Failing that, legal experts reckoned the provincial government would change the regulation that prevented the justice minister from having a say on how the judiciary determines its professional and linguistic requirements. Even the judge that ruled on the case said there was nothing to prevent the Quebec government from changing the regulation to ensure the justice minister plays a bigger role in the selection process.
But the Quebec government went much further than anyone anticipated. It is using its legislative muscle “to make the necessary changes to ensure that mastery of a language other than the official language is not a systematic obstacle to accessing the position of judge in Quebec.”
Barely a week after Quebec Superior Court ruled that the provincial justice minister does not have a say on how the judiciary determines its professional and linguistic requirements, the Quebec National Assembly passed a non-binding motion declaring that unilingual French-speaking applicants should not be barred from applying to become provincial judges.
In the wake of a decision that plainly states that the Quebec justice minister cannot bar bilingualism prerequisites for judicial candidates, the National Assembly adopted without debate and with the support of the four opposition parties a motion that “reiterates the importance of the principle of the State’s exemplary role in protecting the French language” and that “justice is no exception to this important principle.”

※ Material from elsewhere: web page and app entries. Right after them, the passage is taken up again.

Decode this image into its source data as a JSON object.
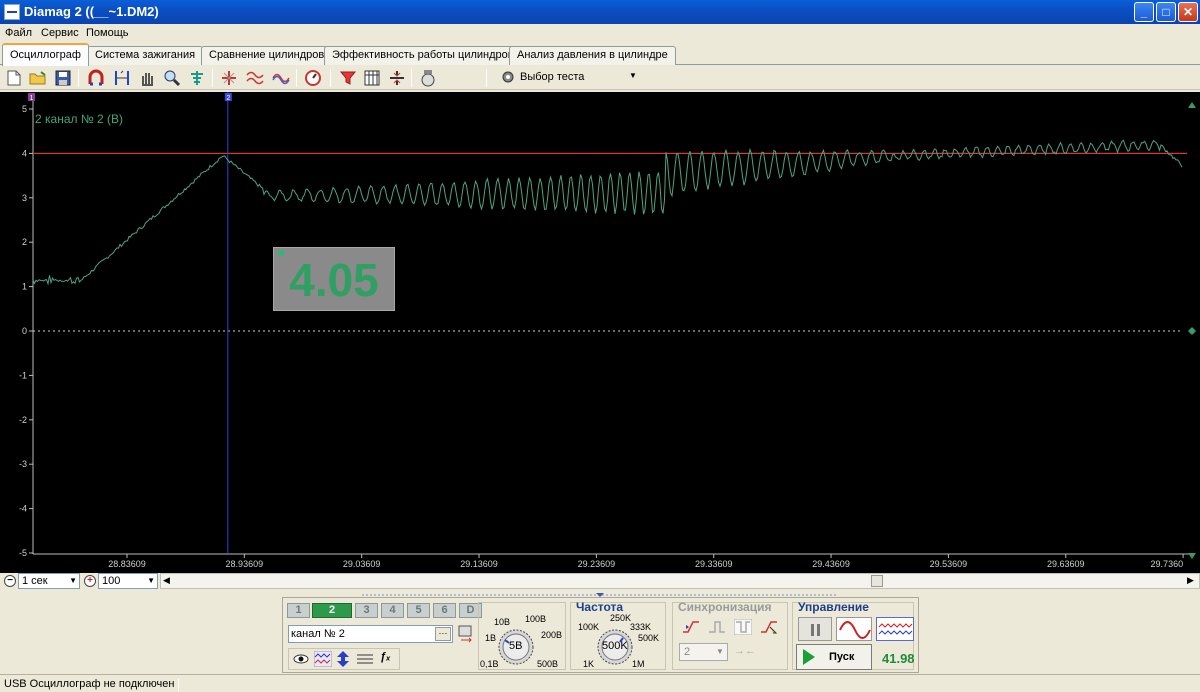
{
  "window": {
    "title": "Diamag 2 ((__~1.DM2)",
    "minimize": "_",
    "maximize": "□",
    "close": "✕"
  },
  "menu": [
    {
      "label": "Файл"
    },
    {
      "label": "Сервис"
    },
    {
      "label": "Помощь"
    }
  ],
  "tabs": [
    {
      "label": "Осциллограф",
      "active": true
    },
    {
      "label": "Система зажигания"
    },
    {
      "label": "Сравнение цилиндров"
    },
    {
      "label": "Эффективность работы цилиндров"
    },
    {
      "label": "Анализ давления в цилиндре"
    }
  ],
  "toolbar": {
    "tools": [
      "new-file-icon",
      "open-folder-icon",
      "save-disk-icon",
      "magnet-icon",
      "cursor-measure-icon",
      "hand-pan-icon",
      "zoom-icon",
      "tree-signal-icon",
      "crosshair-icon",
      "wave-compare-icon",
      "wave-overlay-icon",
      "auto-scale-icon",
      "filter-icon",
      "grid-icon",
      "split-icon",
      "auto-icon"
    ],
    "test_select": {
      "label": "Выбор теста",
      "icon": "gear-icon"
    }
  },
  "scope": {
    "channel_label": "2 канал № 2 (В)",
    "y_ticks": [
      "5",
      "4",
      "3",
      "2",
      "1",
      "0",
      "-1",
      "-2",
      "-3",
      "-4",
      "-5"
    ],
    "x_ticks": [
      "28.83609",
      "28.93609",
      "29.03609",
      "29.13609",
      "29.23609",
      "29.33609",
      "29.43609",
      "29.53609",
      "29.63609",
      "29.7360"
    ],
    "y_range": [
      -5,
      5
    ],
    "x_range": [
      28.756,
      29.736
    ],
    "threshold_level": 4.0,
    "cursor_time": 28.922,
    "markers": [
      "1",
      "2"
    ],
    "value_readout": "4.05",
    "trace_color": "#4fa383",
    "threshold_color": "#d23a3a",
    "cursor_color": "#2b44d8"
  },
  "controls": {
    "time_scale": "1 сек",
    "point_count": "100",
    "channel_buttons": [
      "1",
      "2",
      "3",
      "4",
      "5",
      "6",
      "D"
    ],
    "active_channel": "2",
    "channel_field": "канал № 2",
    "voltage_labels": {
      "v10": "10В",
      "v100": "100В",
      "v1": "1В",
      "v200": "200В",
      "v01": "0,1В",
      "v500": "500В",
      "current": "5В"
    },
    "frequency": {
      "title": "Частота",
      "f250": "250K",
      "f100": "100K",
      "f333": "333K",
      "f500": "500K",
      "f1": "1K",
      "f1m": "1M",
      "current": "500K"
    },
    "sync": {
      "title": "Синхронизация",
      "channel": "2"
    },
    "control": {
      "title": "Управление",
      "start": "Пуск",
      "elapsed": "41.98"
    }
  },
  "status": {
    "text": "USB Осциллограф не подключен"
  }
}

A day after the Quebec Minister of Justice suffered a stinging setback following a Superior Court decision that held that the Chief Justice of the Court of Quebec can require bilingualism in the judicial appointment process, even against the wishes of the minister, the Quebec government begrudgingly gave the green light to increase the salary of provincial court judges.

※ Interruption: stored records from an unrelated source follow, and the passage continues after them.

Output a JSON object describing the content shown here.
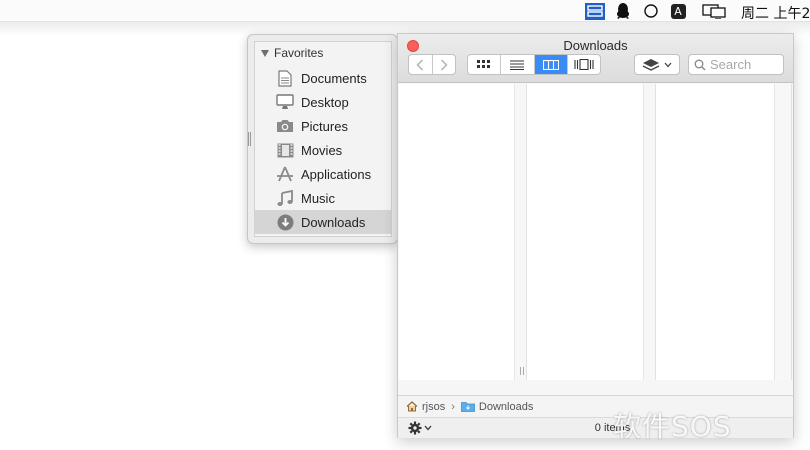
{
  "menubar": {
    "clock": "周二 上午2",
    "icons": [
      "window-list-icon",
      "qq-penguin-icon",
      "circle-icon",
      "input-source-icon",
      "display-mirroring-icon"
    ],
    "input_source_letter": "A"
  },
  "sidebar": {
    "section": "Favorites",
    "items": [
      {
        "label": "Documents",
        "icon": "document-icon"
      },
      {
        "label": "Desktop",
        "icon": "desktop-icon"
      },
      {
        "label": "Pictures",
        "icon": "camera-icon"
      },
      {
        "label": "Movies",
        "icon": "film-icon"
      },
      {
        "label": "Applications",
        "icon": "applications-icon"
      },
      {
        "label": "Music",
        "icon": "music-note-icon"
      },
      {
        "label": "Downloads",
        "icon": "download-icon",
        "selected": true
      }
    ]
  },
  "window": {
    "title": "Downloads",
    "search_placeholder": "Search",
    "view_mode": "columns",
    "accent": "#3b8bf6"
  },
  "pathbar": {
    "segments": [
      "rjsos",
      "Downloads"
    ]
  },
  "status": {
    "items_text": "0 items"
  },
  "watermark": "软件SOS"
}
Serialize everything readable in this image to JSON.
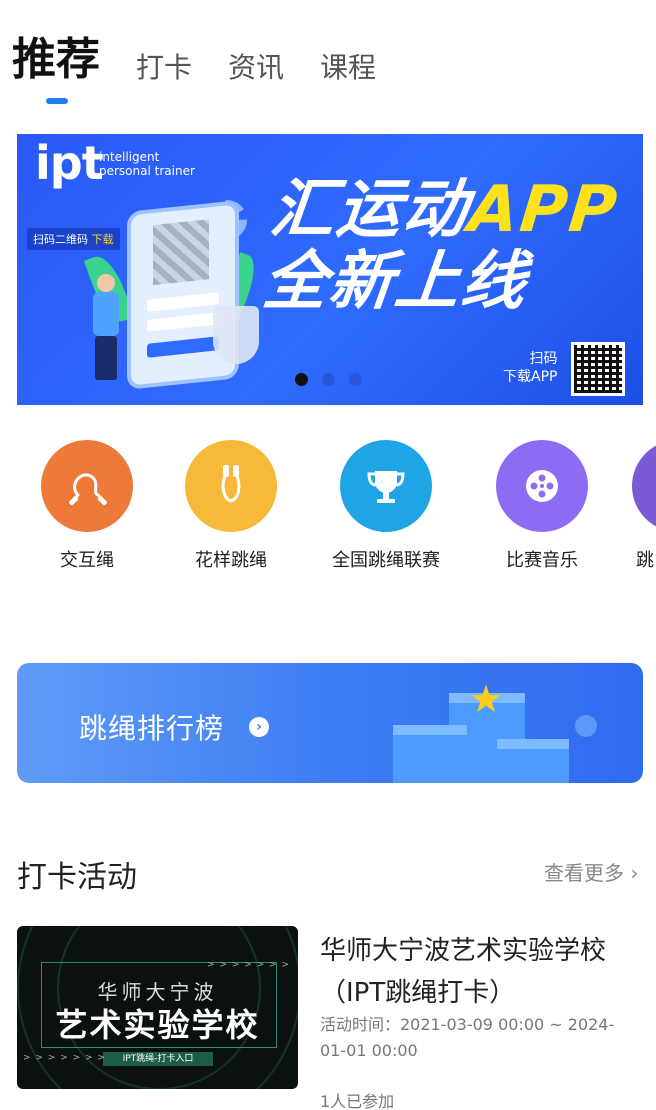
{
  "tabs": [
    {
      "label": "推荐",
      "active": true
    },
    {
      "label": "打卡"
    },
    {
      "label": "资讯"
    },
    {
      "label": "课程"
    }
  ],
  "banner": {
    "logo": "ipt",
    "logo_sub_1": "intelligent",
    "logo_sub_2": "personal trainer",
    "scan_tag": "扫码二维码",
    "scan_tag_hl": "下载",
    "headline_1": "汇运动",
    "headline_app": "APP",
    "headline_2": "全新上线",
    "scan_text_1": "扫码",
    "scan_text_2": "下载APP",
    "page_count": 3,
    "current_page": 1
  },
  "quick_entries": [
    {
      "label": "交互绳",
      "color": "#ee7a3a",
      "icon": "jump-rope-icon"
    },
    {
      "label": "花样跳绳",
      "color": "#f6b93a",
      "icon": "jump-rope-handles-icon"
    },
    {
      "label": "全国跳绳联赛",
      "color": "#1fa4e6",
      "icon": "trophy-icon"
    },
    {
      "label": "比赛音乐",
      "color": "#8b6cf2",
      "icon": "film-reel-icon"
    },
    {
      "label": "跳",
      "color": "#7c5ad6",
      "icon": "partial-entry-icon"
    }
  ],
  "rank_banner": {
    "label": "跳绳排行榜",
    "arrow": "›"
  },
  "section": {
    "title": "打卡活动",
    "more": "查看更多 ›"
  },
  "activity": {
    "thumb_line1": "华师大宁波",
    "thumb_line2": "艺术实验学校",
    "thumb_line3": "IPT跳绳-打卡入口",
    "thumb_arrows": "> > > > > > >",
    "title": "华师大宁波艺术实验学校（IPT跳绳打卡）",
    "time": "活动时间：2021-03-09 00:00 ~ 2024-01-01 00:00",
    "joined": "1人已参加"
  }
}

The Quebec executive and the judiciary have not seen eye-to-eye since Justice Minister Simon Jolin-Barette maintained last spring that bilingualism was not a prequisite to be appointed to the Court of Quebec, a position diametrically opposed by Chief Justice Louise Rondeau. Tensions between the two branches of power were further exarcerbated last fall over competing visions on how to deal with domestic and sexual violence cases.
A day later the Quebec government issued a 27-page report that stated it intends to approve a significant salary hike to provincial judges after a five member blue-ribbon panel of legal and financial experts recommended boosting the renumeration of Court of Quebec judges from the current $255,000 to $310,000 by July 2022, which would make them the third best paid provincially appointed judges, behind Ontario and Saskatchewan.